The fight acquires a new meaning as Anand’s students–those 30 youngsters–begin to apply their brain, their ‘scientific’ and ‘mathematical’ skills that Anand has taught them through some sort of innovative pedagogy, and makes it impossible for the goons to finish them or their guru.
Not solely that. All these thirty younsters, despite passing throgh all sorts of hardships including hunger and and psychic turmoil, succeed in the IIT JEE, and prove that even the poor could make it. ‘Truth’ prevails; ‘falsehood’ dies!
Sanctifying the IIT Dream

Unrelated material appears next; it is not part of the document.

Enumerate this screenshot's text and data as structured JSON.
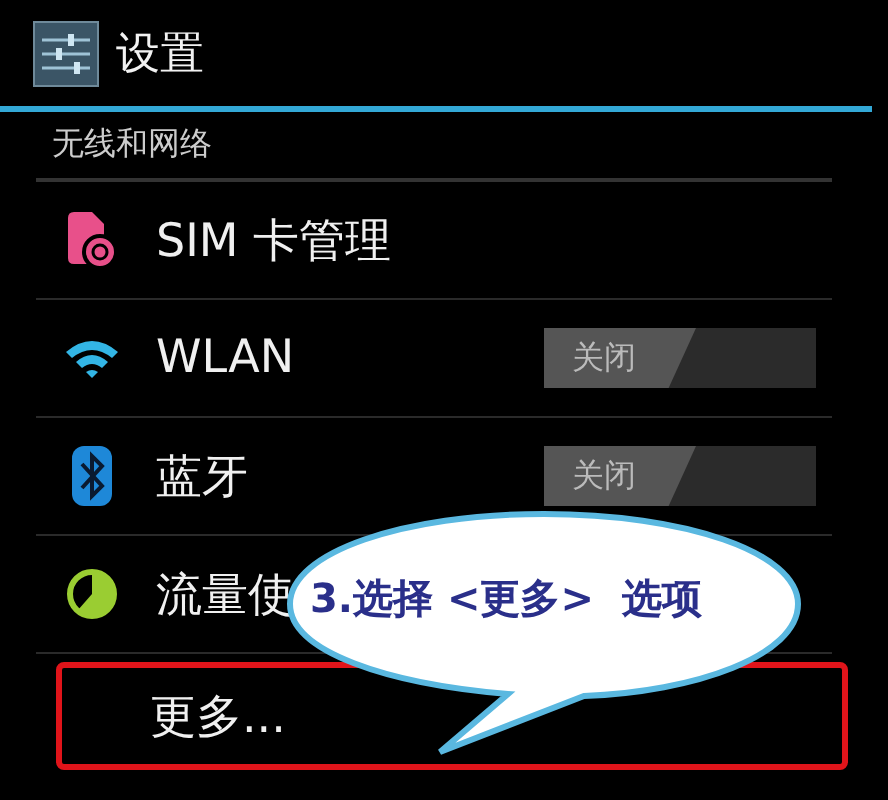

The theme of the film is contextual and relevant. Yet, its melodramatic element prevents Vikas Bahl’s craft and Sanjeev Dutta’s script from emerging as a subtle/artistic/authentic text. Not solely that. The director could have worked more meaningfully with those ‘super 30’ youngsters – their fear and anxiety , hope and dream, psychic churning and inner transformation. Even though there are traces of Anand Kumar’s pedagogic experimentations, the director could have concentrated on it more sharply.

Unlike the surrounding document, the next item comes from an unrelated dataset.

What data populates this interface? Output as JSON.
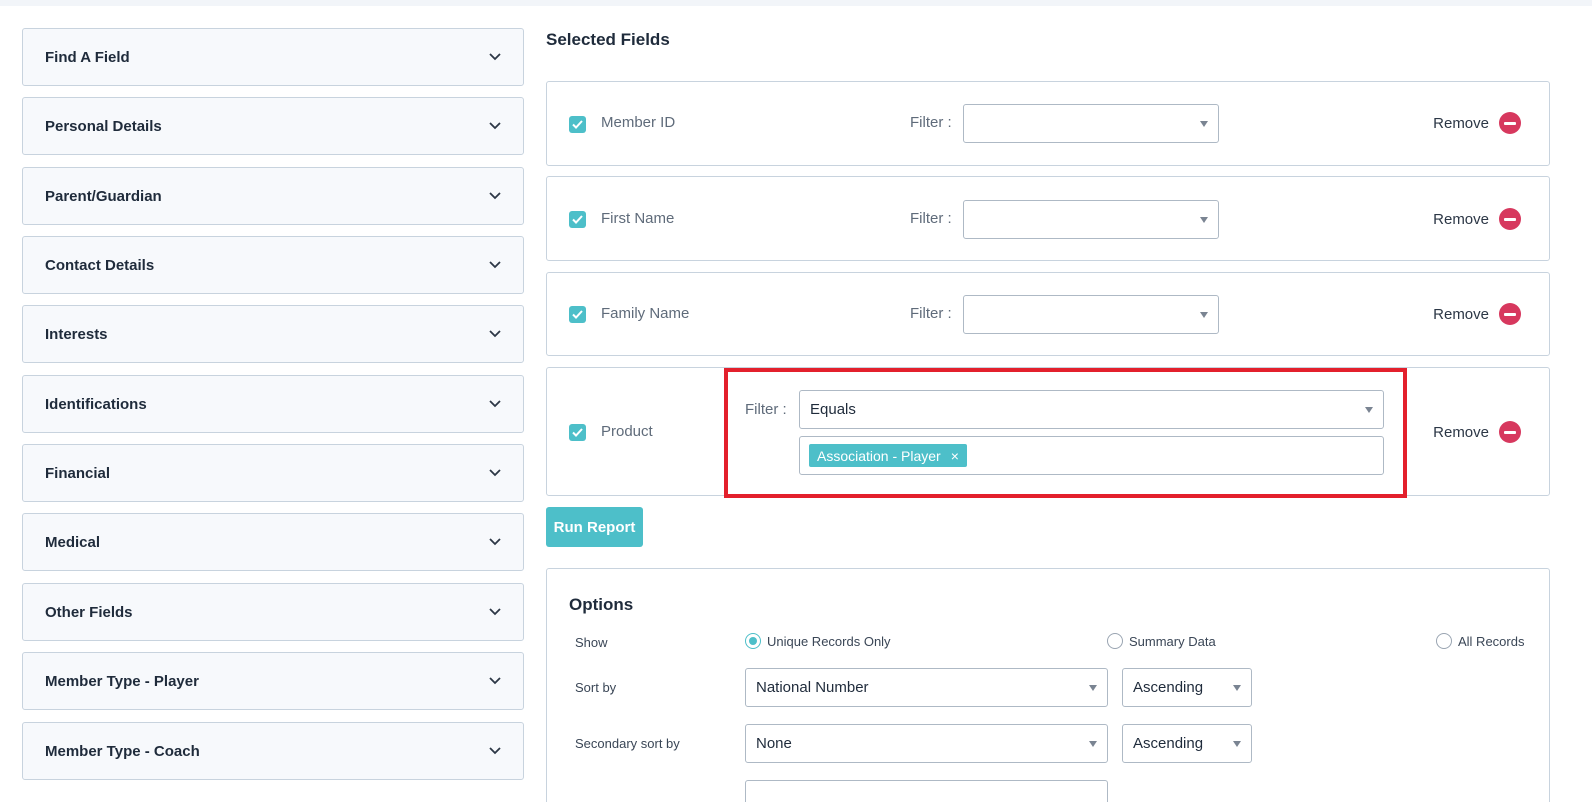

But then, it is the hidden text that makes the film problematic. It does not problematize the IIT dream; instead, it sanctifies the rat race. The fact is that the IIT dream is also about psychic stress and mental disorder emanating from hyper-competitiveness; it is also about suicide narratives and techno-corporate notion of success; it is one-dimensional. The meritocracy that the IIT phenomenon encourages is inherently violent; with applied technology, instrumental science and logico-mathematical reasoning, it is devoid of poetic wonder, spiritual revelation and reflexivity of a nuanced socio-political thinking.
And the IIT dream has done yet another damage. The very meaning of doing science has changed; it is not for cultivating the democratic spirit of scientific enquiry; it is merely for cracking the IIT JEE. As it has become the national obsession, it devalues and marginalizes those who have yet another dream–say, the dream of becoming a poet, a historian, a philosopher, or just a wanderer. It valorizes ‘success’, condemns ‘failure’.

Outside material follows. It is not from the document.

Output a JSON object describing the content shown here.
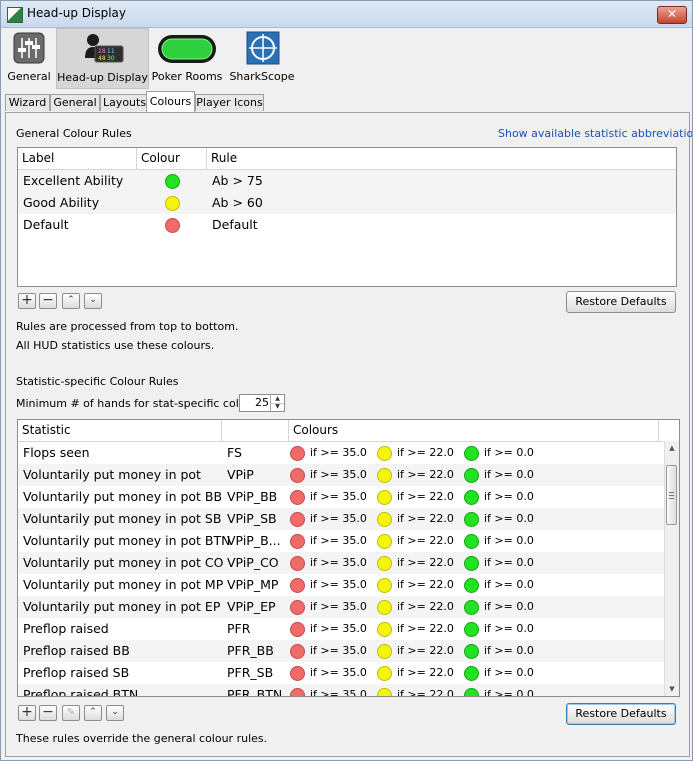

In a way, the film sanctifies the IIT dream by arguing that even the poor could do it, provided they find a mentor like Anand Kumar. Moreover, it is once again the same story–your salvation lies in becoming like the privileged. I am poor; but then, if I could join the IIT, and become ‘somebody’, I have arrived! In a narrative of this kind there is no trace of alternative thinking–a possibility of radical social transformation through what the likes of Gandhi, Tagore and Freire would have regarded as aesthetically enriched, life-affirming, dialogic education.
Or, is it that I am expecting too much from a film?
As I came out of the hall, it was once again the gorgeous mall–the magical space that global capitalism has created for us. Men and women, boys and girls with fancy clothes; Starbucks coffee and French perfume; shopping and food bonanza–I took some time to come to my senses. And I asked myself: How would the rich see those ‘super 30’ children? With pity? With charity? With guilt? Or, would it be just yet another act of cultural production and consumption–the rich selling the struggle of the subaltern?